The principal proprietor in the parish is the owner of Scotscraig, whose mansion, erected in 1807, is a spacious structure, beautifully situated in grounds tastefully laid out, and embellished with plantations. Ferryport village consists of more than 300 neatly-built houses, chiefly one story in height, with a few of two stories, and some larger houses of recent erection, which are handsomely built, and roofed with blue slate. The shore has been greatly improved by the levelling of various eminences that impeded the communication between the village and the river. There are two piers at the ferry, at the larger of which, vessels laden with coal and other necessaries land their cargoes for the supply of the neighbourhood, and grain, potatoes, and other agricultural produce are shipped for the London market. In 1846 the Edinburgh, Perth, and Dundee railway company were empowered to purchase, and in 1847 were empowered to improve, the ferry across the Tay. There is an extensive salmon-fishery belonging to the proprietor of Scotscraig, and extending along the coast for the whole length of the parish; it formerly produced an annual rental of £2000, but since the disuse of stake-nets, which were formerly employed, it yields only about £600. Many of the inhabitants of the village and parish are occupied in handloom weaving for the manufacturers of Dundee, to which they devote their chief attention during the winter months, in the summer resuming their agricultural labours. A fair, at one time very numerously attended, is held in the village on the first Tuesday in June (O. S.), and resorted to by a few dealers in general merchandise. Facility of communication is afforded by the Dundee line of the Edinburgh, Perth, and Dundee railway. A library has been established in the village, and there is a savings' bank, opened in 1836, which has proved very successful. Ecclesiastically the parish is within the bounds of the presbytery of St. Andrew's, synod of Fife; patron, the Crown: the minister's stipend is £159. 13., with a manse, and a glebe valued at £42 per annum. Ferryport church, rebuilt in 1825, is a neat and substantial edifice situated in the village, and adapted for a congregation of 900 persons. There are also places of worship for members of the Free Church and the United Presbyterian Synod. The parochial school affords an extensive course of instruction; the master has a salary of £30, with £19 fees, and a good house and garden. Five free scholars are taught by the master in consideration of a bequest for that purpose by William Dalgleish, Esq.; they are nominated by the proprietor of Scotscraig and the incumbent of the parish, and remain in the school for five years. There are also several Sabbath-evening schools, supported by contributions collected at the church. Some vestiges of the Archbishop of St. Andrew's palace here are yet remaining.

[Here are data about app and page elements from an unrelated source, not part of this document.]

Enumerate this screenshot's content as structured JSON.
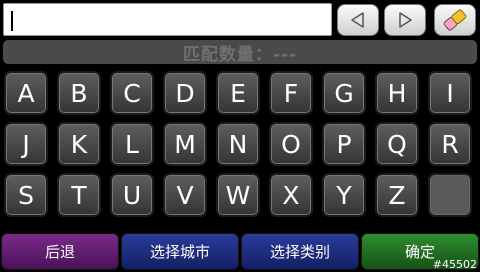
{
  "search": {
    "value": ""
  },
  "toolbar": {
    "back_icon": "triangle-left-icon",
    "forward_icon": "triangle-right-icon",
    "clear_icon": "eraser-icon"
  },
  "status": {
    "match_count_label": "匹配数量：---"
  },
  "keyboard": {
    "row1": [
      "A",
      "B",
      "C",
      "D",
      "E",
      "F",
      "G",
      "H",
      "I"
    ],
    "row2": [
      "J",
      "K",
      "L",
      "M",
      "N",
      "O",
      "P",
      "Q",
      "R"
    ],
    "row3": [
      "S",
      "T",
      "U",
      "V",
      "W",
      "X",
      "Y",
      "Z",
      ""
    ]
  },
  "buttons": {
    "back": "后退",
    "select_city": "选择城市",
    "select_category": "选择类别",
    "confirm": "确定"
  },
  "watermark": "#45502",
  "colors": {
    "back_button": "#5e1e70",
    "city_button": "#1e2c80",
    "category_button": "#1e2c80",
    "confirm_button": "#227022"
  }
}
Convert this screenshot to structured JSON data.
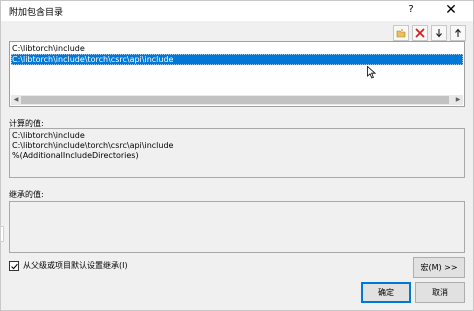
{
  "window": {
    "title": "附加包含目录",
    "help_glyph": "?",
    "close_glyph": "✕"
  },
  "toolbar": {
    "icons": [
      "new-folder-icon",
      "delete-icon",
      "move-down-icon",
      "move-up-icon"
    ],
    "move_down_glyph": "↓",
    "move_up_glyph": "↑"
  },
  "list": {
    "items": [
      {
        "text": "C:\\libtorch\\include",
        "selected": false
      },
      {
        "text": "C:\\libtorch\\include\\torch\\csrc\\api\\include",
        "selected": true
      }
    ]
  },
  "evaluated": {
    "label": "计算的值:",
    "lines": [
      "C:\\libtorch\\include",
      "C:\\libtorch\\include\\torch\\csrc\\api\\include",
      "%(AdditionalIncludeDirectories)"
    ]
  },
  "inherited": {
    "label": "继承的值:",
    "lines": []
  },
  "inherit_checkbox": {
    "label": "从父级或项目默认设置继承(I)",
    "checked": true
  },
  "buttons": {
    "macros": "宏(M) >>",
    "ok": "确定",
    "cancel": "取消"
  },
  "colors": {
    "selection": "#0078d7",
    "dialog_bg": "#f0f0f0",
    "delete_red": "#d62020"
  }
}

Transcribed from A Topographical Dictionary of Scotland, 1851 by Samuel Lewis